Anderson & Boback Logo

All About the Discovery Process

Published
Categorized as Illinois Divorce, Property Division

There are two main purposes for obtaining a divorce. The first purpose is to dissolve the marriage, and the second purpose is to distribute marital property. Many divorcing parties are aware of all of the marital assets, however, there are also many parties that choose to keep their assets separate throughout their marriage, and they are thus not aware of all of the marital assets. The courts in Illinois require the parties to be made fully aware of each other’s assets prior to entering into a divorce agreement, and the process that the parties use to obtain this information is called “discovery”.

Some divorces have minimal, voluntary discovery, where both parties submit current account statements, form 13.3.1 disclosure statements and other documentation showing what their assets are, on a voluntary basis. Other parties do not want to disclose their assets unless their hand is forced, and for those types of cases we issue formal discovery. The most common discovery that is issued is a request for documents as well as a request for answers to interrogatories. The documents requested are typically financial account statements, retirement statements, credit card bills, mortgage statements and any other financial documents that show what each party has. The interrogatories are typically questions regarding what assets the parties have. Once served, the responding party has twenty-eight (28) days to respond.

Once the parties turn over their documents to each other, the attorneys and parties review the other parties’ statements and documents to make sure that all assets are accounted for. Sometimes it will appear that an account hasn’t been disclosed and those statements will be requested. Other times the parties may need to update their account statements, if the litigation is continuing. Discovery is a very useful process when used correctly. However, it can also be an expensive process if the parties are non-compliant, or, if there are many accounts that have to be reviewed. Overall, discovery is an important process that all divorcing parties need to go through at some level in order to be certain that the divorce agreement they are entering in to is not unconscionable, whether it is turning over a 13.3.1 disclosure and pay stubs, or turning over years of bank account statements. Our attorneys are seasoned in discovery collection and issuance, and if you are uncertain about your and your spouses’ assets and are going through a divorce, call our attorneys to set up a consultation.

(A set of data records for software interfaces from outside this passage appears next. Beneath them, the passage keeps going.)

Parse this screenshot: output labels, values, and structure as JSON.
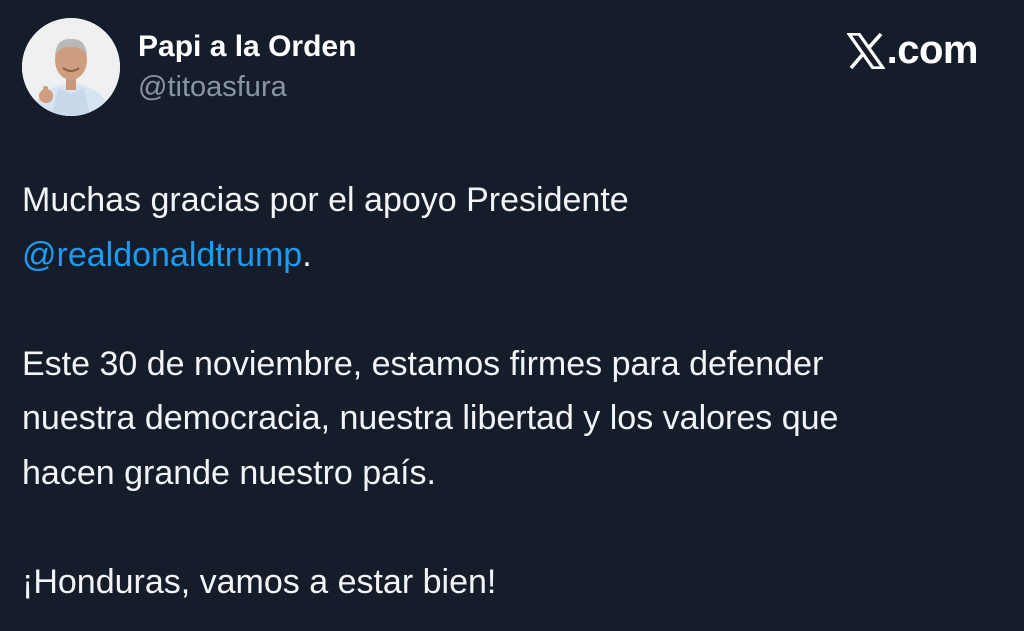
{
  "author": {
    "display_name": "Papi a la Orden",
    "handle": "@titoasfura",
    "avatar_icon": "profile-photo"
  },
  "brand": {
    "logo_icon": "x-logo-icon",
    "logo_text": ".com"
  },
  "tweet": {
    "line1": "Muchas gracias por el apoyo Presidente",
    "mention": "@realdonaldtrump",
    "mention_suffix": ".",
    "paragraph2_line1": "Este 30 de noviembre, estamos firmes para defender",
    "paragraph2_line2": "nuestra democracia, nuestra libertad y los valores que",
    "paragraph2_line3": "hacen grande nuestro país.",
    "paragraph3": "¡Honduras, vamos a estar bien!"
  },
  "colors": {
    "background": "#161d2a",
    "text": "#f2f4f7",
    "handle": "#8a95a3",
    "mention": "#1d9bf0"
  }
}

Was this information helpful?

You May Also Like

What Is Child Support? Child support is the terminology used to describe the periodic or ongoing payments one parent makes to the other following a divorce to assist in raising their shared children. Child support is thus a combination of…

Wonder if your spousal maintenance is modifiable? This question was addressed in Scarp v. Rahman when the father in the case of sought to modify his maintenance obligation.  The trial court would not allow the modification so he sought an…

Birthdays are a big deal to kids - they usually get a party with their friends with cake, balloons, presents, and if they are lucky, a ball pit to jump into at Chucky Cheese! The day is all about them.…

Our firm represents a lot of military families and for the most part, handling a military divorce is just like any other divorce.  There are specific rules that need to be followed, however, and those parents in the military facing…

Changes to Spousal Maintenance Law in Illinois In 2019, a significant change in the tax code was made regarding maintenance, which resulted in spousal maintenance (formerly known as “alimony”, also known as “spousal support”) being tax-free to the recipient and…

Illinois has modified its statutes wherein parents are now allocated “parental responsibilities” and “parenting time” instead of “custody”.  The purpose of these changes was to try and give the parents less to fight over.  You can win “custody” but winning…

RECENT POST
Categories
Archives
Anderson & Boback small logo

Download our Divorce Planning Guide today!

Get the information you need to prepare for divorce with our free resource Guide to Planning for Your Divorce.

What our clients are saying

Schedule a Discreet Consultation Today!

    Firm Overview
    ANDERSON & BOBACK

    Anderson & Boback is a highly-respected, experienced Chicago family law firm, skilled in negotiation and litigation. When divorce and other family law issues make your life chaotic and uncertain, you want your case resolved as quickly and fairly as possible. Call Now 312-715-0870